Kelly never asked me to take action on her behalf. Indeed, she never expressed any feeling at all about our teacher’s way of speaking to her. It is likely that she would have been made uncomfortable, perhaps even embarrassed, by my note.
What I did not know then but realize now is that Kelly was not a subject to me that day. She was an object, someone -- maybe even something -- on which to focus my outrage.
And this happens all the time in advocacy.
I have certainly replicated this kind of behavior countless times since my fourth grade entry into the world of advocacy. I have fiercely protected the rights of others, working tirelessly on their behalf all the while forgetting to actually see them. In my attempts to ensure they no longer experience whatever pain, injustice, or cruelty I am advocating against, I sometimes have failed to actually sit with them as they respond to that pain, injustice, or cruelty.
Years ago, someone committed a unjustifiable transgression against me. As people became aware of this action, many of them advocated for me by protesting it, either with their voices or with their finances. Their rage initially felt protective of me and comforted me. However, over time, I realized that I had become invisible in their advocacy. Like my support of Kelly and so many others, their advocacy had turned me into an object.

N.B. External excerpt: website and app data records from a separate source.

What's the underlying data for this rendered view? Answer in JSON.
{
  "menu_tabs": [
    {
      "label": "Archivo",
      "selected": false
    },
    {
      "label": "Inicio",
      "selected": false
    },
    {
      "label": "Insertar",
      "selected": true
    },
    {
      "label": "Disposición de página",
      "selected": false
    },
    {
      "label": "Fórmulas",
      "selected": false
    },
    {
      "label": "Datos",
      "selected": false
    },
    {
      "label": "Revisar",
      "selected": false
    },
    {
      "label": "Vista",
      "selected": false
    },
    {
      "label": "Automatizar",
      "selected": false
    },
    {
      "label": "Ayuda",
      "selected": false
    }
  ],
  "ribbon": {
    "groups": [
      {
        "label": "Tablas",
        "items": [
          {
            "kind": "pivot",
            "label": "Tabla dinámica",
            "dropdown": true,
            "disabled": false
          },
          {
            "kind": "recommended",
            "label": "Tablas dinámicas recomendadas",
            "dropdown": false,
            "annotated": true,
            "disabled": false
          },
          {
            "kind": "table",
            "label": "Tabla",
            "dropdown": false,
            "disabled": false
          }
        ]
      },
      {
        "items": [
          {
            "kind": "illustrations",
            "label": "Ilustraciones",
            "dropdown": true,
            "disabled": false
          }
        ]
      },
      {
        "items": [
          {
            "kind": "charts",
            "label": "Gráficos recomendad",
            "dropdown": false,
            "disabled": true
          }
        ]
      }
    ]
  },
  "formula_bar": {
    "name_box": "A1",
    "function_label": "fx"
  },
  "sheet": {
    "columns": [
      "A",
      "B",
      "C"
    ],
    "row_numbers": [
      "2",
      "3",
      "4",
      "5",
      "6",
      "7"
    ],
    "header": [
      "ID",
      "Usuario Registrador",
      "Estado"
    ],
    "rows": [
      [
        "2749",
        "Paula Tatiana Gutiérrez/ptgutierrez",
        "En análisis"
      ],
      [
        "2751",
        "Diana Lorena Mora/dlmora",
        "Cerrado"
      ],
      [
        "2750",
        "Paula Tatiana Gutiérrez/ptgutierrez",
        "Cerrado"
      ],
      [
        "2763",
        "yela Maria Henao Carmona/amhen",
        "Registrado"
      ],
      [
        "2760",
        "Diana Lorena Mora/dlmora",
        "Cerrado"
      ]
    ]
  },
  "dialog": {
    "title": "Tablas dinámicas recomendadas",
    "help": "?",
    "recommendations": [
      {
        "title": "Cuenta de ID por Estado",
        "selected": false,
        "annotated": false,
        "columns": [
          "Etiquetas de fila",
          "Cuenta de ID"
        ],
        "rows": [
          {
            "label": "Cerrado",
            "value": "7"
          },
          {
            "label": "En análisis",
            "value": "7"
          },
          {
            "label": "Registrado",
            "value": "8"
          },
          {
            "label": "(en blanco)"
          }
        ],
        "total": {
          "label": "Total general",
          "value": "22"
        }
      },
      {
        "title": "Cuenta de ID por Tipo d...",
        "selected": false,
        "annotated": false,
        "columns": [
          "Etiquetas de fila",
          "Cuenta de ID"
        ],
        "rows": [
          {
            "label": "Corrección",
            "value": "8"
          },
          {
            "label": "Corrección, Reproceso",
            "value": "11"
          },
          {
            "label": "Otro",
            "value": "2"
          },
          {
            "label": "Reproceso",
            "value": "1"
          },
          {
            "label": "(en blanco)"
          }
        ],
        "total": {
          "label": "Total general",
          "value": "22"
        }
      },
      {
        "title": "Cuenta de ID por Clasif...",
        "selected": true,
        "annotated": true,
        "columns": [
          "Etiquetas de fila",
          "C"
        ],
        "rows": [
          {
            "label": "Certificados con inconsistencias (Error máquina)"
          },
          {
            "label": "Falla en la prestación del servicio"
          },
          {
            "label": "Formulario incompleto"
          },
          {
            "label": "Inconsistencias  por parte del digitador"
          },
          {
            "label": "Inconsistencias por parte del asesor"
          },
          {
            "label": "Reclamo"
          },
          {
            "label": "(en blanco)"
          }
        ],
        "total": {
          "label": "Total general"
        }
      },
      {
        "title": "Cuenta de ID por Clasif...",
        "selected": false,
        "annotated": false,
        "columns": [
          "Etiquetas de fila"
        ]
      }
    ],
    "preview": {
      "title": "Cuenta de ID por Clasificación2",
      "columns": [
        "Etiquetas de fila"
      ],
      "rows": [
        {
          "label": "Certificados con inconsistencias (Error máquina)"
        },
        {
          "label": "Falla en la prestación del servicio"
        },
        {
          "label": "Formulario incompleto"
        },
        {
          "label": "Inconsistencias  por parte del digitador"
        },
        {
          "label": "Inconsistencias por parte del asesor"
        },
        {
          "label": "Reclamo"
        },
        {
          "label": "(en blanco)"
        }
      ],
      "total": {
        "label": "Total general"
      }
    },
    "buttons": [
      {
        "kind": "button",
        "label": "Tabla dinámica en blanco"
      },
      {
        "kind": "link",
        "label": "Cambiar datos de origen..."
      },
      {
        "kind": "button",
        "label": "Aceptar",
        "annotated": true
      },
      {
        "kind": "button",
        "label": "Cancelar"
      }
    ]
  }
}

I was something around which to rally rather than someone to companion.
In addition to social justice situations, I see this happening in the world of healthcare all the time. Those of us with serious illnesses often have to rely on others to speak up for us -- to remind nurses that our pain medications are due, to visit offices to fill out paperwork while we lie in hospital beds, even sometimes to influence medical professionals to pay attention to us and treat us like people rather than illnesses.
And, in the midst of all that advocating, we often begin to feel objectified by those who are advocating for us. Our care becomes a list of duties to fulfill or problems to solve and sometimes we even perceive ourselves to be lists of duties and problems.
Companionship and advocacy are not the same thing. And we need both in order to support one another. One of my greatest blessings in life stems from the multitude of opportunities I have to serve others as their advocate -- and to be on the receiving end of advocacy as well. And I have learned that it is vital that I perform these actions in ways that do not objectify those for whom I am advocating.
This is not easy. Sometimes one individual is able to navigate this tricky landscape by becoming both companion and advocate at the same time, in the same situation. Sometimes, though, we have to divide those duties amongst a group of people, making sure that the energy of advocacy is contained and curated separately from the loving, witness place of companioning. There is no formula that will always work. What helps is for us to continually ask ourselves, “Am I really seeing this person? Am I spending time witnessing their experience in addition to rallying against it?”
Decades after leaving fourth grade, the memory of my entry into advocacy work returned. At a writing retreat in the high desert of New Mexico, I met a new friend; as we exchanged the usual “getting to know you” information, we realized that she had taught in that same elementary school. Later in the week, stimulated by a particular writing prompt, I shared the story with my friend. She laughed and let me know that my teacher likely did need to receive that message; her method of communicating with students was abrasive and often unkind.
My inner fourth grader beamed with pride; I had perhaps taught the teacher something.
That feeling of satisfaction quickly shattered when I realized that I had not seen Kelly or heard anyone mention her name since fourth grade. She would never know about the action I took “on her behalf”. Was it, then, really on her behalf? That feeling of pride has become my guide. When it arises, I realize that my advocacy has more to do with me than with whomever I think I am supporting. So I take off my SuperAdvocate cape in exchange for the nudity of companionship. Then I can return to the place where I am able to lovingly witness this person experiencing this situation in this moment.